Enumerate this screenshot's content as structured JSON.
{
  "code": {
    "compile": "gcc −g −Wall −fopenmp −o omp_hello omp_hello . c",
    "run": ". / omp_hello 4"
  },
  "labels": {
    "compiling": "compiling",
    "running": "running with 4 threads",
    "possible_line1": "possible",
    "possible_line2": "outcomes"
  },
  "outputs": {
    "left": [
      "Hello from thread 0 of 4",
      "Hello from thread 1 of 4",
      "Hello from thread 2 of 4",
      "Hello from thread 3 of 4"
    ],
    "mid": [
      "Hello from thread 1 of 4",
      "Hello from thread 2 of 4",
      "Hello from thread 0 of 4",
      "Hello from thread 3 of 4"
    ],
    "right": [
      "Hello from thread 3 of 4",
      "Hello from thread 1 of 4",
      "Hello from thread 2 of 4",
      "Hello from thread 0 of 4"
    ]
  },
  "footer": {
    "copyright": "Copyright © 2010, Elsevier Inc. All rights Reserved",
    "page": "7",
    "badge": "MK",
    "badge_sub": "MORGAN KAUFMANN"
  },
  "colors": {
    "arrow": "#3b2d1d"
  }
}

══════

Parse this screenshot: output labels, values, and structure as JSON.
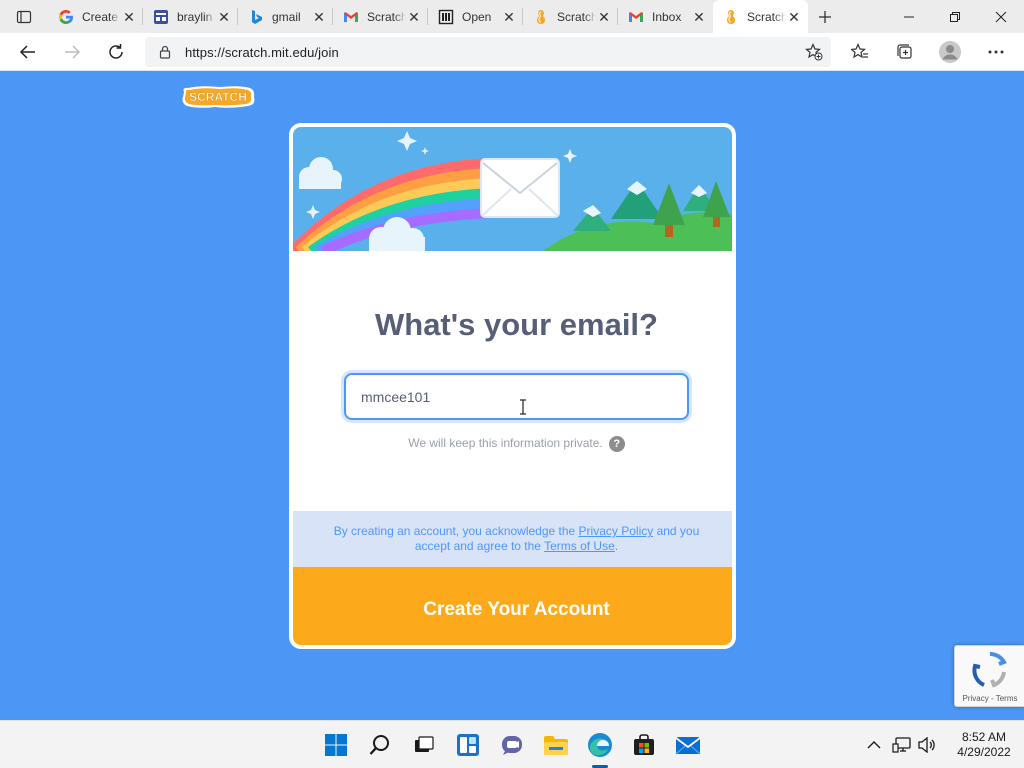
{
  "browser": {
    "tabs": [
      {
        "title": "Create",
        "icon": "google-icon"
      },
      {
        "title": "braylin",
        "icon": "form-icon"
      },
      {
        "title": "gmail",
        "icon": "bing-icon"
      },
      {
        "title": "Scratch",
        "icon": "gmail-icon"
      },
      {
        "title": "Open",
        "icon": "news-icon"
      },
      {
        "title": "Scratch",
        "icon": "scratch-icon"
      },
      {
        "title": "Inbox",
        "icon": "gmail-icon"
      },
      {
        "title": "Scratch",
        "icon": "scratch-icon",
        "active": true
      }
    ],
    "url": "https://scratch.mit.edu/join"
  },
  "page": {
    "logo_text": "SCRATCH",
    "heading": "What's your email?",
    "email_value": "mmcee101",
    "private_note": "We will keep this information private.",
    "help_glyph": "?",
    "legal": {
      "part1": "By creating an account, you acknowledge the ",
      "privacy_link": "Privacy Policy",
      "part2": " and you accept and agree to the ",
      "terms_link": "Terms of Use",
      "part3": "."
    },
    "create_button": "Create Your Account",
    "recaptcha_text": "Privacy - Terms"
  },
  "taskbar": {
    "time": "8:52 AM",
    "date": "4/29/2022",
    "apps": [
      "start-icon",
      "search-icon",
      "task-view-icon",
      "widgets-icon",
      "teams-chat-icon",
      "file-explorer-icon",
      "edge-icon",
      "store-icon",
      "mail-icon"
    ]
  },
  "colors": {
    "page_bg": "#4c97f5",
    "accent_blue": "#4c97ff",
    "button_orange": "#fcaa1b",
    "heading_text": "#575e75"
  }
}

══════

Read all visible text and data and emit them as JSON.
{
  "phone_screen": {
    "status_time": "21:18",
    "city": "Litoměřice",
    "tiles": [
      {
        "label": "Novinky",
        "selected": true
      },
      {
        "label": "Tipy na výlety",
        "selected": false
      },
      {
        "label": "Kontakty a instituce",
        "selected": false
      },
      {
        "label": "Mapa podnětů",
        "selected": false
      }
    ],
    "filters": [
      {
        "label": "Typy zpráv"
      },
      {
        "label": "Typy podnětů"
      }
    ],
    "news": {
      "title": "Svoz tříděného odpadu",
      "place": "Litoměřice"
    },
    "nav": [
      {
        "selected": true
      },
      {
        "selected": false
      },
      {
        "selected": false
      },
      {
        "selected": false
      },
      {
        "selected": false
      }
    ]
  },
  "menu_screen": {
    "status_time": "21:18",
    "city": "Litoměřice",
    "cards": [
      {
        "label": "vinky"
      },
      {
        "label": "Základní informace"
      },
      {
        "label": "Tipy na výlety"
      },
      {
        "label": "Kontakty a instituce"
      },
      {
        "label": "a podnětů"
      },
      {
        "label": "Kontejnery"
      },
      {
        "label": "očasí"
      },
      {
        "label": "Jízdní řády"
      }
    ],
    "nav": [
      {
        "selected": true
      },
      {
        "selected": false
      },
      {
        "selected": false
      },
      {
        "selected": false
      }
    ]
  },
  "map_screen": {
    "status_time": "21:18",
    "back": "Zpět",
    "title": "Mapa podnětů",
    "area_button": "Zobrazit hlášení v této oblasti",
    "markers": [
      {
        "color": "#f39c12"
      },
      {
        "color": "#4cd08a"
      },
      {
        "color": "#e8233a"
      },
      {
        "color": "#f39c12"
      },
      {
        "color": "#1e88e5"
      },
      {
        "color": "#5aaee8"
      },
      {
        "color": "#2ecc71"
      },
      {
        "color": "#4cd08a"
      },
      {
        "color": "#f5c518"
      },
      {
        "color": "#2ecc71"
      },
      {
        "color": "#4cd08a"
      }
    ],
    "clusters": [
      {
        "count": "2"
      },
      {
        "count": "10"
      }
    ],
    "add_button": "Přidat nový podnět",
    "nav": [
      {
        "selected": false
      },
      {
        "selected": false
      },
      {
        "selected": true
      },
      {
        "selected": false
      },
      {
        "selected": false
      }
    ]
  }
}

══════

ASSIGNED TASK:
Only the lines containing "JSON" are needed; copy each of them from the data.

YOUR RESPONSE:
Enumerate this screenshot's content as structured JSON.
Parse this screenshot: output labels, values, and structure as JSON.
Read all visible text and data and emit them as JSON.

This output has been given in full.